The group, led by chairman Lord Smith of Kelvin, will meet representatives of Scotland's main political parties at the Green Investment Bank in Edinburgh to make sure a proposal on how the country would be granted greater devolution.

The five parties represented in the Scottish Parliament will have two representatives each on the Commission.

"Having spoken to all of the parties individually, I believe the will is there to reach agreement," said Lord Smith ahead of talks.

"Today's talks give them the chance to sit down around the table together, find common ground and begin the process of delivering what the people of Scotland expect - a substantial and cohesive package of new powers which will strengthen the Scottish Parliament within the UK."

The mainstream political parties -Conservatives, Liberal Democrats and Labour - pledged to grant Scots more power over taxation and spending if they voted against independence in the referendum.

On 18 September, over 80% of Scots turned out to vote and, in the end, 55% decided Scotland should stay part of the 307-year union with England.

However, concerns have mounted that Whitehall would fail to deliver on devolution promises as many politicians have raised the question over how the changes would affect the rest of the UK, whether Scottish MPs should be allowed to vote on English laws, and whether Prime Minister David Cameron's Conservative party will block any proposals.

"It was an unconditional vow that became conditional as the hangover set in," said Scottish National Party MP Angus MacNeil.

Meanwhile, 120,000 people signed a petition urging Westminster to keep promises on devolution.

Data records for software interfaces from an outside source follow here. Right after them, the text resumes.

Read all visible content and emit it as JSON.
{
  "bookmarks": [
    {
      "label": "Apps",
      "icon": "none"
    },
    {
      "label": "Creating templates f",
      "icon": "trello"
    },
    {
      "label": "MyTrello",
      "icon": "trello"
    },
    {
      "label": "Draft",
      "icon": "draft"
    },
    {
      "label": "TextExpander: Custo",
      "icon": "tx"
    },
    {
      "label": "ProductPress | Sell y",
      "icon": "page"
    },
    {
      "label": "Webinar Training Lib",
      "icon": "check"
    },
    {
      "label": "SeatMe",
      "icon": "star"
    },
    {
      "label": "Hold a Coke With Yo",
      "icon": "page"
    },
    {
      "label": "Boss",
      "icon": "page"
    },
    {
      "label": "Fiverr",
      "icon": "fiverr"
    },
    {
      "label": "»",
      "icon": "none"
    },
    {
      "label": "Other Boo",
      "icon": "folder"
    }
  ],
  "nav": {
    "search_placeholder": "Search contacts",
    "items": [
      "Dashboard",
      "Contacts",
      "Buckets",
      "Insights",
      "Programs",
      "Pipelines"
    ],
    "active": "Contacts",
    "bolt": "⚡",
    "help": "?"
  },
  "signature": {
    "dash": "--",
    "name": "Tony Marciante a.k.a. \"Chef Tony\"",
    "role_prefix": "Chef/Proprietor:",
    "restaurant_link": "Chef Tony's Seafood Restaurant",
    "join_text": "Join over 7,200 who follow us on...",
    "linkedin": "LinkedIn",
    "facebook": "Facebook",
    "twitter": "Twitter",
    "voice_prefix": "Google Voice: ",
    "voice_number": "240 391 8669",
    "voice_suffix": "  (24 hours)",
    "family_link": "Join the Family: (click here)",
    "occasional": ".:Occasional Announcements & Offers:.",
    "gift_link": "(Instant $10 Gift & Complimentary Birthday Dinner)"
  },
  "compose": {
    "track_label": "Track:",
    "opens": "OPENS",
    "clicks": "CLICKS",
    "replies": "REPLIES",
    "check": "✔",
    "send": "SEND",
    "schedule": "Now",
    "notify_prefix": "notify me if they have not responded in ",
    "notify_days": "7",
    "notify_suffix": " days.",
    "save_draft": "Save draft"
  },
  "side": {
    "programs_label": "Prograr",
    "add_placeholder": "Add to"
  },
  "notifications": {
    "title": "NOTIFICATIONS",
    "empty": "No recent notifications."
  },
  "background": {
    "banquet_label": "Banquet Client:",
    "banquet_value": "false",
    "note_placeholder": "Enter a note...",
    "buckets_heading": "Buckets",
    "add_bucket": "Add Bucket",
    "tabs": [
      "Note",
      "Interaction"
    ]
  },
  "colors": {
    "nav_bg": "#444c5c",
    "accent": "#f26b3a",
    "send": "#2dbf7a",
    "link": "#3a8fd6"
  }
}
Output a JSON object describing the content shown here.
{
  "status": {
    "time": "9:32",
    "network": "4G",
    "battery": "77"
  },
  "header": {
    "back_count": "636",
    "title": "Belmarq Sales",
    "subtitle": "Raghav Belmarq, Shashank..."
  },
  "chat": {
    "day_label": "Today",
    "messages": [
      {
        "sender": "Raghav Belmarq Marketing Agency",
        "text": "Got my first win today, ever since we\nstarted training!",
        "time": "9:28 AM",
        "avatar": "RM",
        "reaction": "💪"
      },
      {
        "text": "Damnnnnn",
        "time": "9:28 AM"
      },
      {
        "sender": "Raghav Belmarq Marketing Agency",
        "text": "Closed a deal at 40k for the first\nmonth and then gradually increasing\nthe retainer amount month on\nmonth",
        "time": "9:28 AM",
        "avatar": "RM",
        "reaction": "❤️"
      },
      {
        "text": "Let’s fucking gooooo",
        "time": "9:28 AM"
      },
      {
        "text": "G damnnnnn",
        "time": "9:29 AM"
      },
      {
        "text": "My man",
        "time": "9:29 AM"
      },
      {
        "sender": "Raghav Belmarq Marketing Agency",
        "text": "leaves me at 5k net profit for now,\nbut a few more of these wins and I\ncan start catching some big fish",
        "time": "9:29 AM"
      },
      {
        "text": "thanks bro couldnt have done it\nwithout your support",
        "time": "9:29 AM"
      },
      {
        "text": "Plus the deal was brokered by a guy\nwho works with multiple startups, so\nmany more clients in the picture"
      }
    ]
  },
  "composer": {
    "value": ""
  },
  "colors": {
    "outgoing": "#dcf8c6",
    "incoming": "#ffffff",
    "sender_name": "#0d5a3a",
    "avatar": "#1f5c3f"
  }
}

Scottish Secretary Alistair Carmichael said earlier this month: "There will be no delay while the rest of the UK catches up with Scotland."